  3. ^ "Winner 2015 - Queen Elizabeth Prize for Engineering". Queen Elizabeth Prize for Engineering. Retrieved 2017-01-23. 
  4. ^ 2017 QEPrize Winners, Queen Elizabeth Prize for Engineering, 1 February 2017, retrieved 3 February 2017 
  5. ^ Pallab Ghosh (1 February 2017), £1m Queen Elizabeth Prize: Digital camera tech lauded, BBC, retrieved 3 February 2017 
  6. ^ "QEPrize home page". The Queen Elizabeth Prize for Engineering Foundation. Retrieved 20 March 2013. 

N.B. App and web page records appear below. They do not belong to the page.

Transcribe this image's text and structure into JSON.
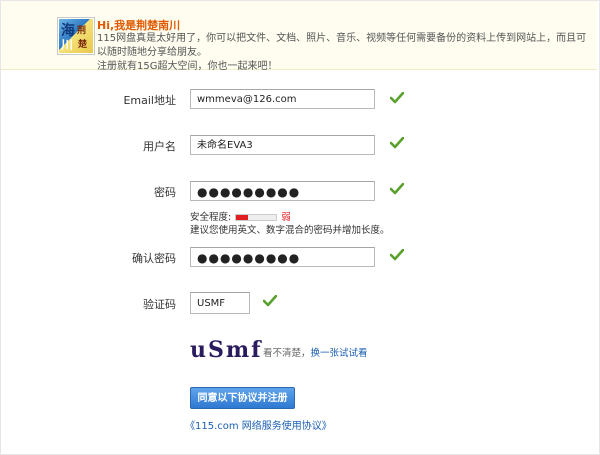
{
  "banner": {
    "greeting": "Hi,我是荆楚南川",
    "line1": "115网盘真是太好用了，你可以把文件、文档、照片、音乐、视频等任何需要备份的资料上传到网站上，而且可以随时随地分享给朋友。",
    "line2": "注册就有15G超大空间，你也一起来吧！",
    "avatar_text": [
      "海",
      "川",
      "荆",
      "楚"
    ]
  },
  "form": {
    "email_label": "Email地址",
    "email_value": "wmmeva@126.com",
    "username_label": "用户名",
    "username_value": "未命名EVA3",
    "password_label": "密码",
    "password_value": "●●●●●●●●●",
    "strength_label": "安全程度:",
    "strength_level": 0.3,
    "strength_word": "弱",
    "password_hint": "建议您使用英文、数字混合的密码并增加长度。",
    "confirm_label": "确认密码",
    "confirm_value": "●●●●●●●●●",
    "captcha_label": "验证码",
    "captcha_value": "USMF",
    "captcha_image_text": "uSmf",
    "captcha_unclear": "看不清楚，",
    "captcha_refresh": "换一张试试看",
    "submit_label": "同意以下协议并注册",
    "agreement_link": "《115.com 网络服务使用协议》"
  },
  "colors": {
    "check_green": "#5aa02c",
    "link_blue": "#1a5fb4",
    "greeting_orange": "#e05a00",
    "strength_red": "#e02020"
  },
  "icons": {
    "valid": "check-icon"
  }
}
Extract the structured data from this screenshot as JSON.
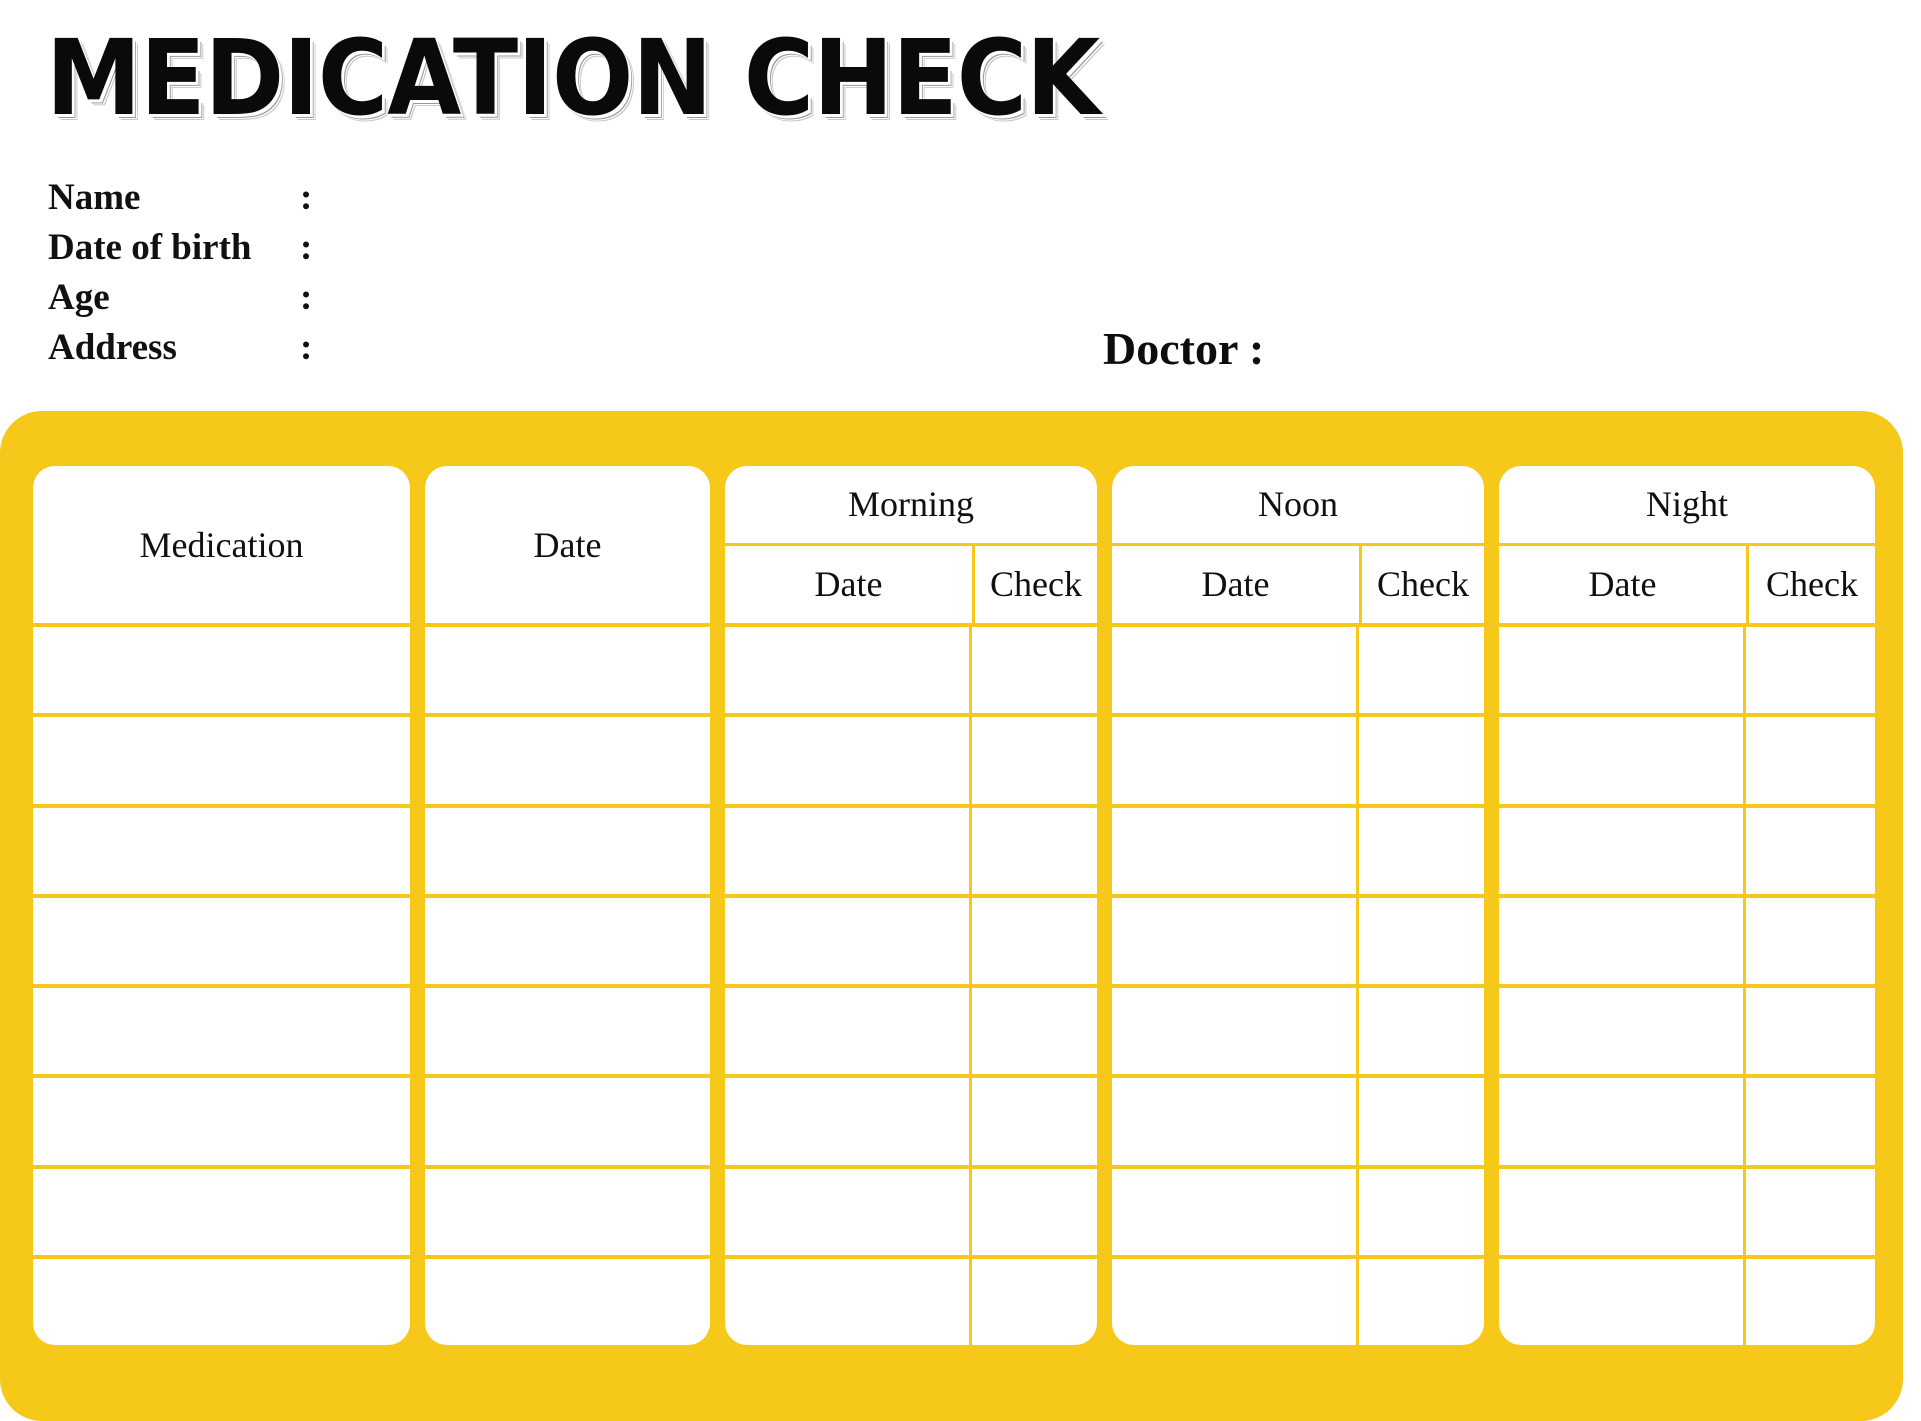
{
  "title": "MEDICATION CHECK",
  "patient": {
    "fields": [
      {
        "label": "Name",
        "colon": ":",
        "value": ""
      },
      {
        "label": "Date of birth",
        "colon": ":",
        "value": ""
      },
      {
        "label": "Age",
        "colon": ":",
        "value": ""
      },
      {
        "label": "Address",
        "colon": ":",
        "value": ""
      }
    ]
  },
  "doctor": {
    "label": "Doctor :",
    "value": ""
  },
  "theme": {
    "accent": "#F6C81A",
    "card": "#FFFFFF",
    "text": "#101010"
  },
  "table": {
    "columns": {
      "medication": "Medication",
      "date": "Date",
      "morning": "Morning",
      "noon": "Noon",
      "night": "Night",
      "sub_date": "Date",
      "sub_check": "Check"
    },
    "row_count": 8,
    "rows": [
      {
        "medication": "",
        "date": "",
        "morning_date": "",
        "morning_check": "",
        "noon_date": "",
        "noon_check": "",
        "night_date": "",
        "night_check": ""
      },
      {
        "medication": "",
        "date": "",
        "morning_date": "",
        "morning_check": "",
        "noon_date": "",
        "noon_check": "",
        "night_date": "",
        "night_check": ""
      },
      {
        "medication": "",
        "date": "",
        "morning_date": "",
        "morning_check": "",
        "noon_date": "",
        "noon_check": "",
        "night_date": "",
        "night_check": ""
      },
      {
        "medication": "",
        "date": "",
        "morning_date": "",
        "morning_check": "",
        "noon_date": "",
        "noon_check": "",
        "night_date": "",
        "night_check": ""
      },
      {
        "medication": "",
        "date": "",
        "morning_date": "",
        "morning_check": "",
        "noon_date": "",
        "noon_check": "",
        "night_date": "",
        "night_check": ""
      },
      {
        "medication": "",
        "date": "",
        "morning_date": "",
        "morning_check": "",
        "noon_date": "",
        "noon_check": "",
        "night_date": "",
        "night_check": ""
      },
      {
        "medication": "",
        "date": "",
        "morning_date": "",
        "morning_check": "",
        "noon_date": "",
        "noon_check": "",
        "night_date": "",
        "night_check": ""
      },
      {
        "medication": "",
        "date": "",
        "morning_date": "",
        "morning_check": "",
        "noon_date": "",
        "noon_check": "",
        "night_date": "",
        "night_check": ""
      }
    ]
  }
}
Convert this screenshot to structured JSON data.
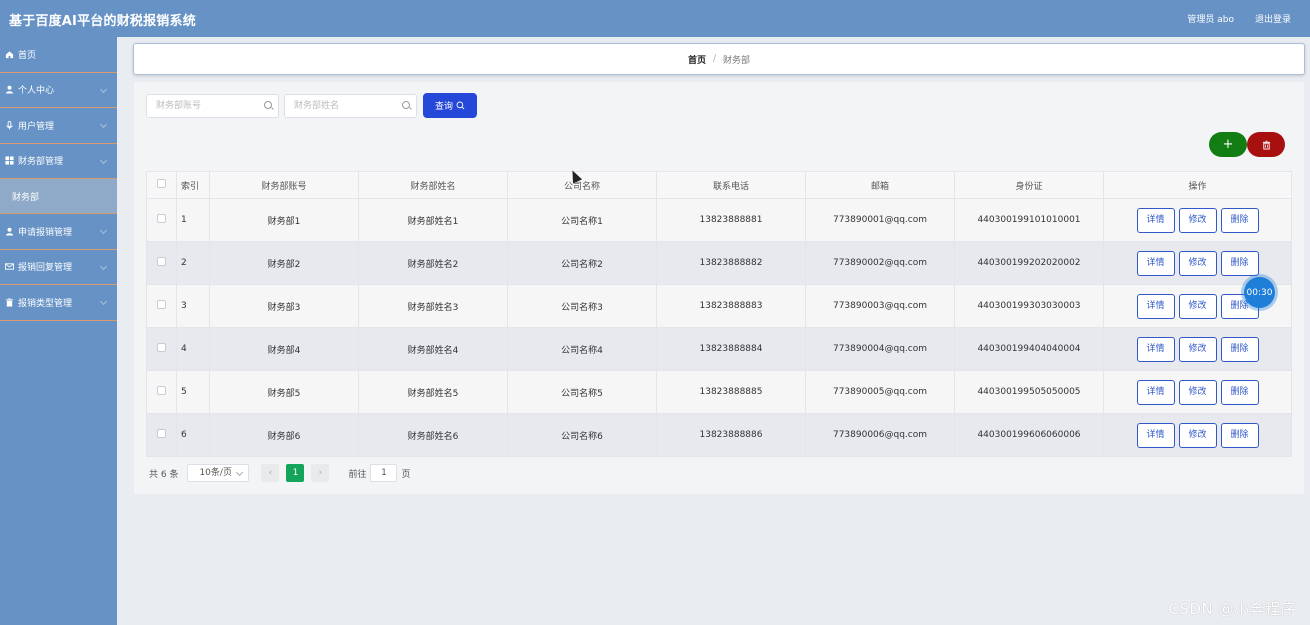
{
  "header": {
    "title": "基于百度AI平台的财税报销系统",
    "user": "管理员 abo",
    "logout": "退出登录"
  },
  "sidebar": {
    "items": [
      {
        "label": "首页",
        "icon": "home-icon"
      },
      {
        "label": "个人中心",
        "icon": "user-icon"
      },
      {
        "label": "用户管理",
        "icon": "mic-icon"
      },
      {
        "label": "财务部管理",
        "icon": "grid-icon"
      },
      {
        "label": "申请报销管理",
        "icon": "user-icon"
      },
      {
        "label": "报销回复管理",
        "icon": "mail-icon"
      },
      {
        "label": "报销类型管理",
        "icon": "trash-icon"
      }
    ],
    "sub_active": "财务部"
  },
  "breadcrumb": {
    "home": "首页",
    "sep": "/",
    "current": "财务部"
  },
  "search": {
    "account_placeholder": "财务部账号",
    "name_placeholder": "财务部姓名",
    "button": "查询"
  },
  "actions": {
    "add": "+",
    "delete": "🗑"
  },
  "table": {
    "headers": [
      "",
      "索引",
      "财务部账号",
      "财务部姓名",
      "公司名称",
      "联系电话",
      "邮箱",
      "身份证",
      "操作"
    ],
    "ops": [
      "详情",
      "修改",
      "删除"
    ],
    "rows": [
      {
        "idx": "1",
        "account": "财务部1",
        "name": "财务部姓名1",
        "company": "公司名称1",
        "phone": "13823888881",
        "email": "773890001@qq.com",
        "id": "440300199101010001"
      },
      {
        "idx": "2",
        "account": "财务部2",
        "name": "财务部姓名2",
        "company": "公司名称2",
        "phone": "13823888882",
        "email": "773890002@qq.com",
        "id": "440300199202020002"
      },
      {
        "idx": "3",
        "account": "财务部3",
        "name": "财务部姓名3",
        "company": "公司名称3",
        "phone": "13823888883",
        "email": "773890003@qq.com",
        "id": "440300199303030003"
      },
      {
        "idx": "4",
        "account": "财务部4",
        "name": "财务部姓名4",
        "company": "公司名称4",
        "phone": "13823888884",
        "email": "773890004@qq.com",
        "id": "440300199404040004"
      },
      {
        "idx": "5",
        "account": "财务部5",
        "name": "财务部姓名5",
        "company": "公司名称5",
        "phone": "13823888885",
        "email": "773890005@qq.com",
        "id": "440300199505050005"
      },
      {
        "idx": "6",
        "account": "财务部6",
        "name": "财务部姓名6",
        "company": "公司名称6",
        "phone": "13823888886",
        "email": "773890006@qq.com",
        "id": "440300199606060006"
      }
    ]
  },
  "pager": {
    "total": "共 6 条",
    "size": "10条/页",
    "prev": "‹",
    "page": "1",
    "next": "›",
    "goto": "前往",
    "jump": "1",
    "unit": "页"
  },
  "overlay": {
    "timer": "00:30",
    "watermark": "CSDN @小奔程序"
  }
}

  7. ^ "Search Group - Queen Elizabeth Prize for Engineering". Queen Elizabeth Prize for Engineering. Retrieved 2017-01-23. 
  8. ^ "2017 QEPrize goes to the creators of digital imaging sensors - Create the Future". Create the Future. 2017-02-02. Retrieved 2017-02-24. 
  9. ^ Shukman, David (3 February 2015). "Drug-delivery pioneer wins £1m engineering prize". BBC News Science & Environment. Retrieved 3 February 2015. 
  10. ^ "QEPrize Winner 2015 - Robert Langer". Queen Elizabeth Prize for Engineering. Retrieved 3 February 2015. 
  11. ^ "Internet and Web pioneers win the inaugural Queen Elizabeth Prize for Engineering" (PDF) (Press release). Queen Elizabeth Prize for Engineering. 18 March 2013. Retrieved 20 March 2013. 
  12. ^ Harrington, Ben (18 March 2013). "Internet team scoops Queen Elizabeth Prize for Engineering award for innovators". The Telegraph. Retrieved 20 March 2013. 
  13. ^ "Create the Trophy Competition - Queen Elizabeth Prize for Engineering". Queen Elizabeth Prize for Engineering. Retrieved 2017-03-10. 
  14. ^ "Introducing the 2017 QEPrize trophy - Create the Future". Create the Future. 2017-02-23. Retrieved 2017-03-10. 
  15. ^ "Introducing the 2017 QEPrize trophy - Create the Future". Create the Future. 2017-02-23. Retrieved 2017-02-24. 
  16. ^ "Create the Trophy Competition - Queen Elizabeth Prize for Engineering". Queen Elizabeth Prize for Engineering. Retrieved 2017-02-24. 
  17. ^ "Introducing the 2017 QEPrize trophy - Create the Future". Create the Future. 2017-02-23. Retrieved 2017-02-24. 

External links[edit]